──────── Listed entries

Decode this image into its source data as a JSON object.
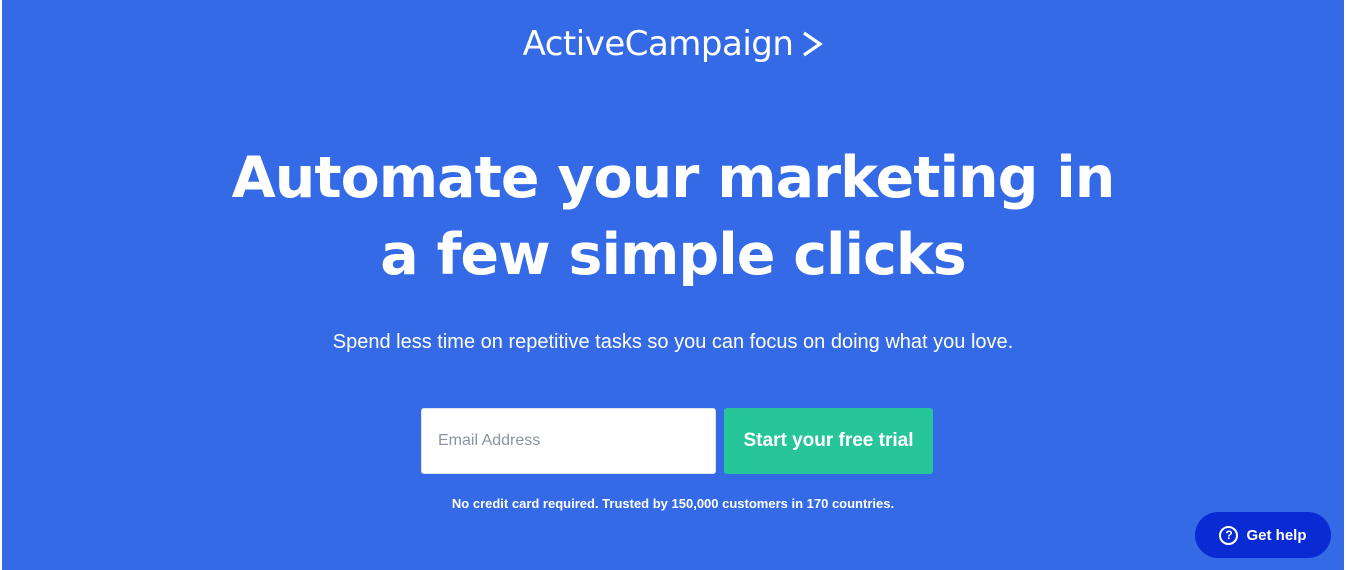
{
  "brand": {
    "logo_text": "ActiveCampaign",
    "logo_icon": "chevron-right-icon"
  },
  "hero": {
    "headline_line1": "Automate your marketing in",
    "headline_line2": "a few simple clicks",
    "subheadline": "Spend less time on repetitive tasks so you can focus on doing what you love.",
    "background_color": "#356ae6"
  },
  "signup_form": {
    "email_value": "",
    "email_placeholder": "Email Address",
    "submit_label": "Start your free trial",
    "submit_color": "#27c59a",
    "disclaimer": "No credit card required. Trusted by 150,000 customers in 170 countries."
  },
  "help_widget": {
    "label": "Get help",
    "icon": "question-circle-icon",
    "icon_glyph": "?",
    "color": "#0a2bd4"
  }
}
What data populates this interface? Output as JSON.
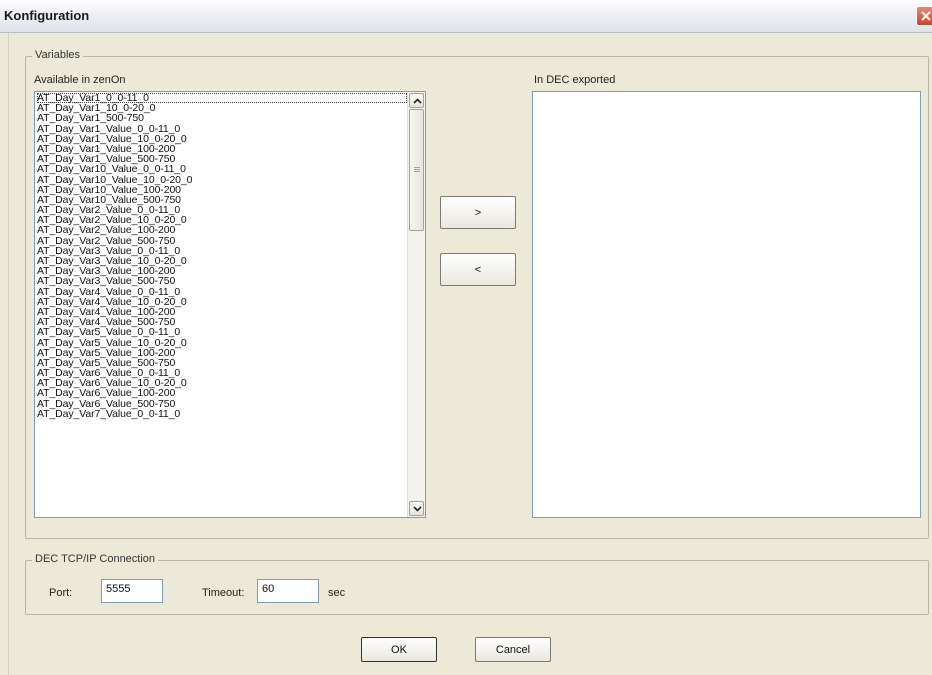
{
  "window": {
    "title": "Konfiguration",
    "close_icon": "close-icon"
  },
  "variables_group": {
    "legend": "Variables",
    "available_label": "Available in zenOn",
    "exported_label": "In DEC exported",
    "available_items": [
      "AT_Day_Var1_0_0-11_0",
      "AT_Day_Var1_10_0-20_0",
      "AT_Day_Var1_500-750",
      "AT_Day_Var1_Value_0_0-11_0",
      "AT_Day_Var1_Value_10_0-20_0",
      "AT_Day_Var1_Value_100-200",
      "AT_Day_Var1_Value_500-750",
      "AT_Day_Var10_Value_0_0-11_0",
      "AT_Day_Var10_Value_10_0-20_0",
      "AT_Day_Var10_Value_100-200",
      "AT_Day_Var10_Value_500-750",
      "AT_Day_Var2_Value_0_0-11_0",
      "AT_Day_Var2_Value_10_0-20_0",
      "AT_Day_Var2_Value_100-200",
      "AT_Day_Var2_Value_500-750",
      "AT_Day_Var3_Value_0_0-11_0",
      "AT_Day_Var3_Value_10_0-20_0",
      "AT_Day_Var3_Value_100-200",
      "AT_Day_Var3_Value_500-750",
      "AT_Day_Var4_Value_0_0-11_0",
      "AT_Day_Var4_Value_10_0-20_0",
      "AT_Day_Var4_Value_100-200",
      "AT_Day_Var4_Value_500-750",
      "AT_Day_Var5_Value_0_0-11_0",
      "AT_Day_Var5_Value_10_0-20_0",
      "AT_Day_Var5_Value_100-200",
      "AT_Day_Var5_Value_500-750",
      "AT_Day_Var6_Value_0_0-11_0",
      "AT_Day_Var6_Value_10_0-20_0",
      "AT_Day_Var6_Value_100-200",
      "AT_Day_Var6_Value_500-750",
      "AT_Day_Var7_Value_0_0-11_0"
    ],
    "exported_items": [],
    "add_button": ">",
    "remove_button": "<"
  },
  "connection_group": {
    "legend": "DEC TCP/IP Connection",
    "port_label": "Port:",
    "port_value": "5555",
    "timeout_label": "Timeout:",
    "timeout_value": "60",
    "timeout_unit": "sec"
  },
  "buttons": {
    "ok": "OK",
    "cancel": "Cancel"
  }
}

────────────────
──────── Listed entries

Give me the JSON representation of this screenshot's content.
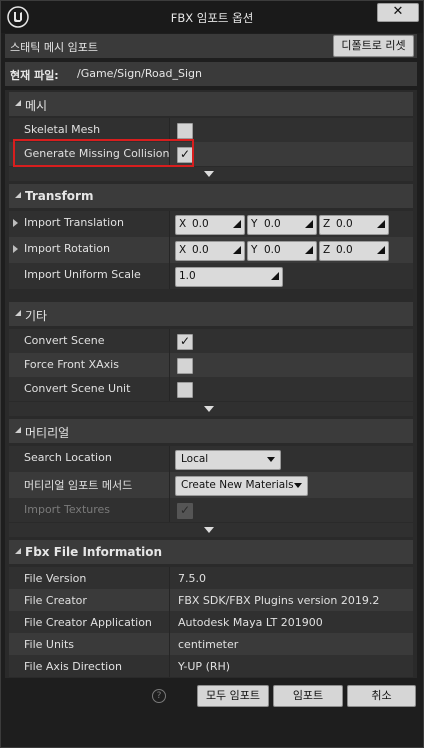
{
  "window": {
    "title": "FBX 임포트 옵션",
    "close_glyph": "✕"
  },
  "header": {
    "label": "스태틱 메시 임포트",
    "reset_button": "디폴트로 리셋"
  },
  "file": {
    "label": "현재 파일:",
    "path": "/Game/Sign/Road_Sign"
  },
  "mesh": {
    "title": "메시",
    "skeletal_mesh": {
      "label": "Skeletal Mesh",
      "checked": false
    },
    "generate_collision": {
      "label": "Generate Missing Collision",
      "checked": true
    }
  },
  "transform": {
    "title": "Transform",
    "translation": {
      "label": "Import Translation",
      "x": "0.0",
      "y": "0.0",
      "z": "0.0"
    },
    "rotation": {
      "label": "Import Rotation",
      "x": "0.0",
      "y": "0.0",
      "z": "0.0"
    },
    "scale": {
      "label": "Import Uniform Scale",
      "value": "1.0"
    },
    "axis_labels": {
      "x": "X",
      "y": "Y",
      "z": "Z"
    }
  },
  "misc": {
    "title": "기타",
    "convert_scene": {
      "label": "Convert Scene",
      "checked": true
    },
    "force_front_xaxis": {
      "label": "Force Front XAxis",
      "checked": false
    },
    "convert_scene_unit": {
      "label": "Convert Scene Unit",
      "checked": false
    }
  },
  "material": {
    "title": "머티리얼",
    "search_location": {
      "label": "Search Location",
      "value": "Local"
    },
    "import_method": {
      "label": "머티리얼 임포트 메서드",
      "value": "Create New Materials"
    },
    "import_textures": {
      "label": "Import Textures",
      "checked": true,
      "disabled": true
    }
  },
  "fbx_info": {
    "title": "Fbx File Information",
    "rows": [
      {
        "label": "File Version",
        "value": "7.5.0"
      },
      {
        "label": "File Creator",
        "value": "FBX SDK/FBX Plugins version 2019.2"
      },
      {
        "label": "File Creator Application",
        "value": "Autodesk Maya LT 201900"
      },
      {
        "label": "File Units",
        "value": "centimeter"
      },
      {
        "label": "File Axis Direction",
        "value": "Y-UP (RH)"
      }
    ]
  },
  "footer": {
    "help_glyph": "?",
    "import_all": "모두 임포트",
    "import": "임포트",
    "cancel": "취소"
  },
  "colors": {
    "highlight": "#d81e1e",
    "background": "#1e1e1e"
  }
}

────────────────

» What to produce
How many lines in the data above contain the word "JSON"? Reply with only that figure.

» Exercise result
3